The court considered whether voters had been given sufficient information about the amendment when they voted to approve it by 63 percent in 2018. Rather than the full text of the amendment, the ballot included the question: “Are you in favor of providing constitutional rights to victims of crime, including the right to be treated fairly, with dignity and respect, and the right to be informed and to have a voice in the judicial process?”
Kentucky Association of Criminal Defense Lawyers brought suit, arguing that this brief summary alone did not allow voters to make an informed decision about the amendment. The court agreed and held that Kentucky’s Constitution requires a proposed amendment to be published and submitted to voters in its entirety.
The court focused its analysis on the text of the constitution:
The meaning of the phrase “such proposed amendment or amendments shall be submitted to the voters” is plain and its direction is clear: the amendment is to be presented to the people for a vote. … [W]e acknowledge that it is possible to interpret the phrase “submit” as something other than presentation of the thing itself to the people. But such an interpretation would go against the word’s ordinary meaning and is contrary to the idea, repeated throughout the Constitutional Debates, that the modification of our organic document requires a meaningful, thoughtful opportunity for the voters to know what they are voting on—one that is separate and apart from the legislature’s. We simply cannot read this section to allow anything less.

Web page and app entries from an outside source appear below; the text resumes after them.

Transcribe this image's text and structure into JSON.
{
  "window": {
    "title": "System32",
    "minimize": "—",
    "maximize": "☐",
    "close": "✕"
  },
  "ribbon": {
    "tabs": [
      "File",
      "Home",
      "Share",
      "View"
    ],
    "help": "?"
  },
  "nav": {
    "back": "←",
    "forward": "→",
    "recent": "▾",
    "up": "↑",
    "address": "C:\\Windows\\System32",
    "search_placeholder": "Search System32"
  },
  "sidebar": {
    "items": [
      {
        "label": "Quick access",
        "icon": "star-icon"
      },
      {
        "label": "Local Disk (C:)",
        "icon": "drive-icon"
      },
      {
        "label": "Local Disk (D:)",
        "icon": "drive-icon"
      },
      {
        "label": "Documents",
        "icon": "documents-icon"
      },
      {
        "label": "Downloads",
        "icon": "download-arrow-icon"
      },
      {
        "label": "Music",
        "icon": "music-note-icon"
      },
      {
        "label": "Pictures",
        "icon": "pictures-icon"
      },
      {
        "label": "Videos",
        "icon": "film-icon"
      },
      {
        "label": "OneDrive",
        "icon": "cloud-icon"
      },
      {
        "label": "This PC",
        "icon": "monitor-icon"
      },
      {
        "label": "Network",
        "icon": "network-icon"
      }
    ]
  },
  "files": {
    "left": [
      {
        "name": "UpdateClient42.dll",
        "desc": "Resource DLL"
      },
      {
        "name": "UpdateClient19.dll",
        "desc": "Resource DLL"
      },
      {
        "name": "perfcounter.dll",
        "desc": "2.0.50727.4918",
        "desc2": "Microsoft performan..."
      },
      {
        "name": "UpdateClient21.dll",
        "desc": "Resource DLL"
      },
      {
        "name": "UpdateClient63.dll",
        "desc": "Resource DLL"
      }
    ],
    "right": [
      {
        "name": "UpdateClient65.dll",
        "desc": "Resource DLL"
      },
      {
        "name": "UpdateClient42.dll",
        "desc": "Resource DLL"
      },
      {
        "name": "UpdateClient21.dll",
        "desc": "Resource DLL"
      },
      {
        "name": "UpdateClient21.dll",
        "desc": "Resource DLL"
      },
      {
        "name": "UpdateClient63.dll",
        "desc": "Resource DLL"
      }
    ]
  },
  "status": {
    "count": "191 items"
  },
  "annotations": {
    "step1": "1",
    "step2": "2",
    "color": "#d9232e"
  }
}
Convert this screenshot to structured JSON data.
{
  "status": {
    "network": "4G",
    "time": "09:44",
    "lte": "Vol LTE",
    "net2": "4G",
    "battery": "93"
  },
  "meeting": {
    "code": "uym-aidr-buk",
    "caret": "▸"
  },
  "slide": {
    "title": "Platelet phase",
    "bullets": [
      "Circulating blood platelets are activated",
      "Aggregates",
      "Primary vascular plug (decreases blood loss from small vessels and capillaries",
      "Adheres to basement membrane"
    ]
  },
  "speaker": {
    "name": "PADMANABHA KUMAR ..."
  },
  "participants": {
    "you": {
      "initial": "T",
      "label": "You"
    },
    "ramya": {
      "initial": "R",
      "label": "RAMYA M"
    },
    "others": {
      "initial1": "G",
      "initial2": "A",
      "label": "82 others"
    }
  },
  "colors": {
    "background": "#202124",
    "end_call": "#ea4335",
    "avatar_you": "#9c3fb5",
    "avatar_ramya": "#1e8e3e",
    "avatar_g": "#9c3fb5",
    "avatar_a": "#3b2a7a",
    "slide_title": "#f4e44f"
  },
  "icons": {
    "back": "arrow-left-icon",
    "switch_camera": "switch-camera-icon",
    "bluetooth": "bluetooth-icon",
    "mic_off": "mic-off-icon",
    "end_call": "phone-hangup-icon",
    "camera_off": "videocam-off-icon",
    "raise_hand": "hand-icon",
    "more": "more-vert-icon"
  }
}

In a statement, Senate Judiciary Chairman Whitney Westerfield expressed his hopes that the General Assembly will again put the amendment before Kentucky’s electorate during the 2020 election.